The presentations led to extensive discussions among the various representatives. On the final half day, after a synopsis of the presentations and discussions by Robert Tribble of Texas A&M University, a panel discussion took place between the three nuclear-physics groupings of NSAC, NuPECC and ANPhA. This was followed by a series of statements by science administrators from the US Department of Energy, the Office of Science Nuclear Physics, the National Science Foundation Nuclear Physics, the INFN Third Commission, the French research bodies IN2P3/CNRS and the CEA/Service de Physique Nucleaire, the Japan Ministry of Education, Science, and Technology, the Korea Research Council and the China Institute of Atomic Energy.
For the first time, the symposium brought together nuclear-physics researchers, laboratory directors and nuclear-science administrators in an international setting. It showed a vigorous field of nuclear physics with demanding forefront challenges and large nuclear physics facilities being upgraded or coming on line presently or in the near future: CEBAF 12 GeV at Jefferson Laboratory, FRIB at Michigan State University, SPIRAL2 at GANIL, ISAC at TRIUMF, RIBF at RIKEN Nishina Center, J-PARC, FAIR at GSI, the upgraded RHIC at Brookhaven and in the more distant future EIC at Brookhaven or Jefferson Lab, ENC at FAIR, EURISOL (Europe charts future for radioactive beams) and LHeC at CERN. There are also several nuclear-physics facilities planned for China and Korea.

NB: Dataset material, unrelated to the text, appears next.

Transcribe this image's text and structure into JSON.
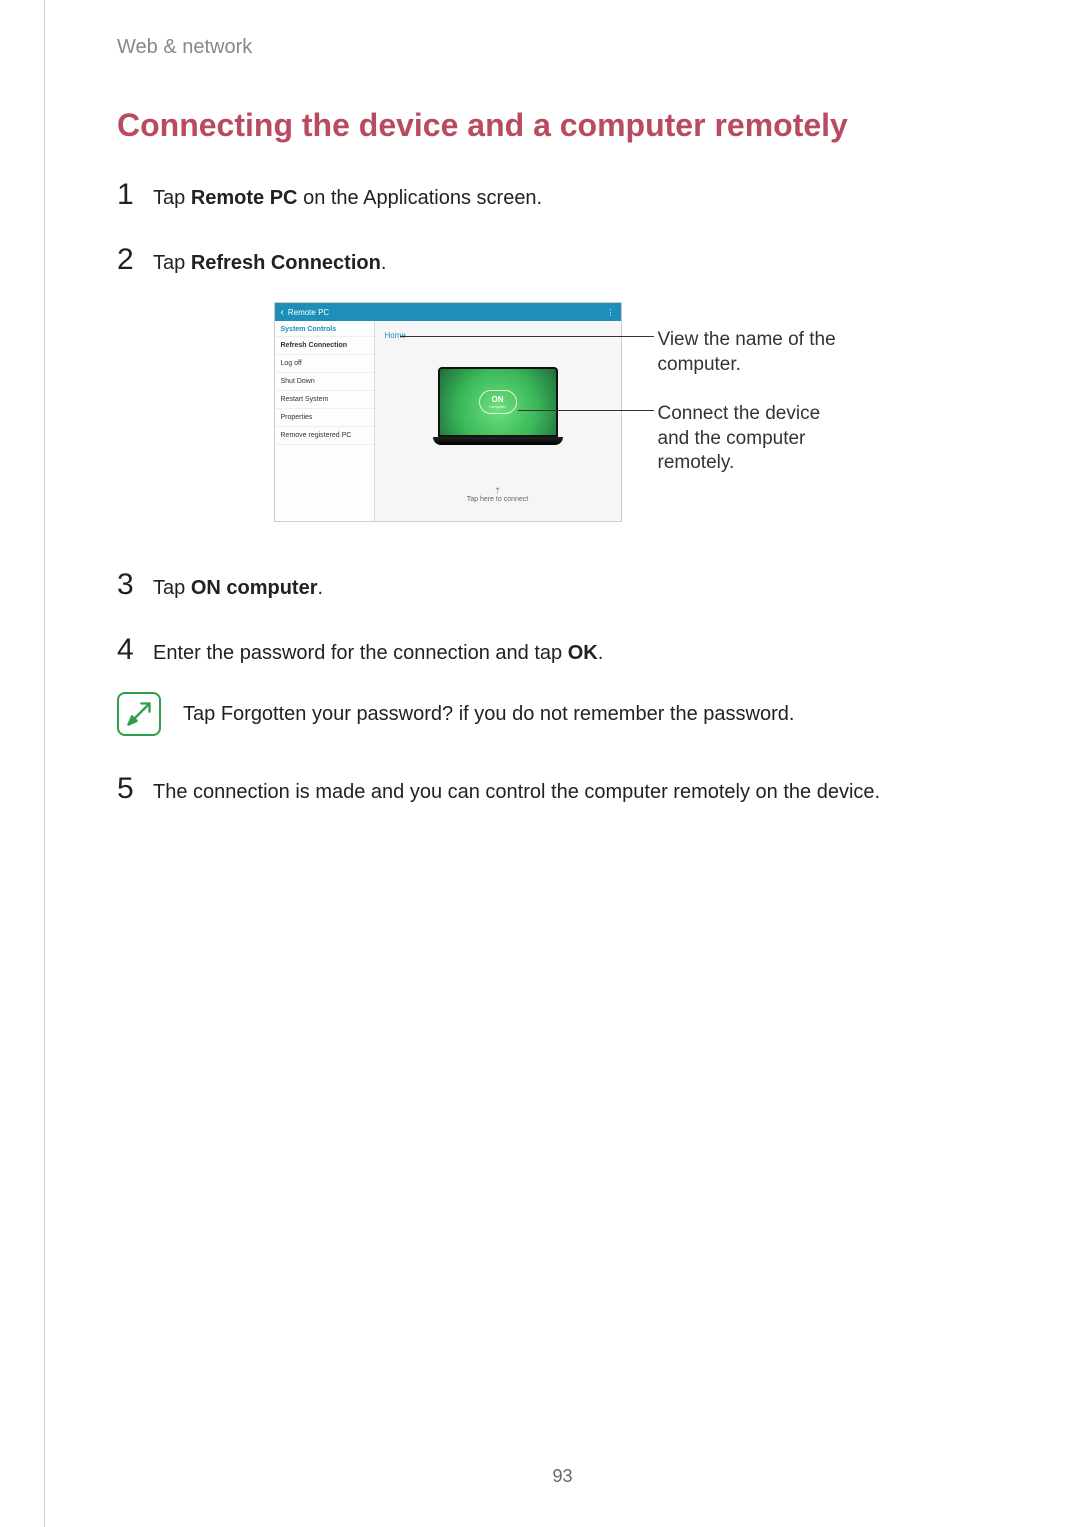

IUPAP WG.9 has given great encouragement to efforts aimed at strengthening co-operation in regional and international nuclear physics. At the symposium the nuclear-physics community was informed of the formation of a Latin America Nuclear Physics Association (ALAFNA) to strengthen nuclear physics in Latin America. Similar attempts may be undertaken in Africa.
• For further details about the working group, see the WG.9 website at www.iupap.org/wg/icnp.html.